Taste Of Food Affected By Ambient Sounds, Study Says
A study released this week in the journal Food Quality and Preference claims that background noise is a determining factor in how food tastes to people.
So no matter how well-made the food you prepare is, sometimes the elements just work against you.
The report says that background noise changes how crunchy foods are interpreted as being, how intense the flavor is, and how enjoyable eating the food is for the consumer.
To perform the experiment, participants were asked questions about food flavors and textures (specifically crunchiness, saltiness, and sweetness) while eating, listening to background noise, and rating the flavors of the food.
Subjects found food crunchier and less sweet and salty in situations with louder background noise.
This is particularly true on airplanes, which have large amounts of white noise, said researcher Andy Woods from the University of Manchester’s and Unilever’s labs.
Many airline food providers add a lot of extra flavoring to their food to combat the perception of blandness.
"There's a general opinion that airplane foods aren't fantastic," he said. "I'm sure airlines do their best - and given that, we wondered if there are other reasons why the food would not be so good. One thought was perhaps the background noise has some impact," he told BBC News.
Commercial airlines aren’t the only ones to do this.
"NASA gives their space explorers very strong-tasting foods, because for some reason they can't taste food that strongly - again, perhaps it's the background noise,” Woods said.
Interestingly, diners seemed to enjoy their food more when they were listening to background noise they found pleasing (a principal that appears to explain the use of atmospheric music in restaurants).
Researchers plan to explore the relationship of pleasing sounds and pleasing tastes further.

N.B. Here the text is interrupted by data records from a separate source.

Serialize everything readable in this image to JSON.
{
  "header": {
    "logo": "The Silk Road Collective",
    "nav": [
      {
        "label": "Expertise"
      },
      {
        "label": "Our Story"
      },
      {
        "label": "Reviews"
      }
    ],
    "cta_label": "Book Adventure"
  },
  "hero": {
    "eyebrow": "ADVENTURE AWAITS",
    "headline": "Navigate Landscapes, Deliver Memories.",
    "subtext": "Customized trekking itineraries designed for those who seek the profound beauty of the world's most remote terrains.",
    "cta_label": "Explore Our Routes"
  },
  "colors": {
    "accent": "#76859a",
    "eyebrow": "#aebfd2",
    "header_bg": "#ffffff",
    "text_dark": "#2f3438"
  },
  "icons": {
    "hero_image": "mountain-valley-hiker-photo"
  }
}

"The evidence points to this effect being down to where your attention lies - if the background noise is loud it might draw your attention to that, away from the food," Dr Woods said.
To reach reporter Lindy Tolbert, click here.